EXERCISE GOAL: Since pictures do not belong in the copy, please repeat every record below exactly without them.

═════ DATA SUPPLIED

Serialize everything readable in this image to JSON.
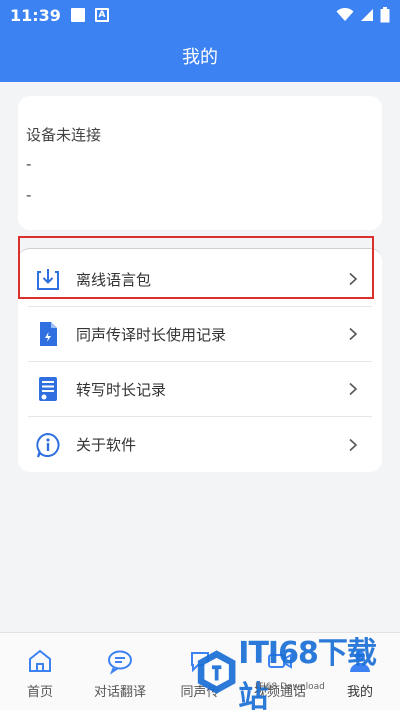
{
  "status_bar": {
    "time": "11:39",
    "notif_a": "A"
  },
  "header": {
    "title": "我的"
  },
  "device": {
    "status": "设备未连接",
    "line1": "-",
    "line2": "-"
  },
  "menu": {
    "items": [
      {
        "label": "离线语言包",
        "icon": "download-icon"
      },
      {
        "label": "同声传译时长使用记录",
        "icon": "document-icon"
      },
      {
        "label": "转写时长记录",
        "icon": "transcript-icon"
      },
      {
        "label": "关于软件",
        "icon": "info-icon"
      }
    ]
  },
  "bottom_nav": {
    "items": [
      {
        "label": "首页",
        "icon": "home-icon"
      },
      {
        "label": "对话翻译",
        "icon": "chat-icon"
      },
      {
        "label": "同声传",
        "icon": "simultaneous-icon"
      },
      {
        "label": "视频通话",
        "icon": "video-call-icon"
      },
      {
        "label": "我的",
        "icon": "profile-icon"
      }
    ]
  },
  "watermark": {
    "text": "ITI68下载站",
    "sub": "ITI68 Download"
  },
  "colors": {
    "primary": "#3d82f2",
    "highlight": "#d9302c",
    "icon": "#2f6fe0"
  }
}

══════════

EXERCISE ANSWER:
Serialize everything readable in this image to JSON.
{
  "status_bar": {
    "time": "11:39",
    "notif_a": "A"
  },
  "header": {
    "title": "我的"
  },
  "device": {
    "status": "设备未连接",
    "line1": "-",
    "line2": "-"
  },
  "menu": {
    "items": [
      {
        "label": "离线语言包",
        "icon": "download-icon"
      },
      {
        "label": "同声传译时长使用记录",
        "icon": "document-icon"
      },
      {
        "label": "转写时长记录",
        "icon": "transcript-icon"
      },
      {
        "label": "关于软件",
        "icon": "info-icon"
      }
    ]
  },
  "bottom_nav": {
    "items": [
      {
        "label": "首页",
        "icon": "home-icon"
      },
      {
        "label": "对话翻译",
        "icon": "chat-icon"
      },
      {
        "label": "同声传",
        "icon": "simultaneous-icon"
      },
      {
        "label": "视频通话",
        "icon": "video-call-icon"
      },
      {
        "label": "我的",
        "icon": "profile-icon"
      }
    ]
  },
  "watermark": {
    "text": "ITI68下载站",
    "sub": "ITI68 Download"
  },
  "colors": {
    "primary": "#3d82f2",
    "highlight": "#d9302c",
    "icon": "#2f6fe0"
  }
}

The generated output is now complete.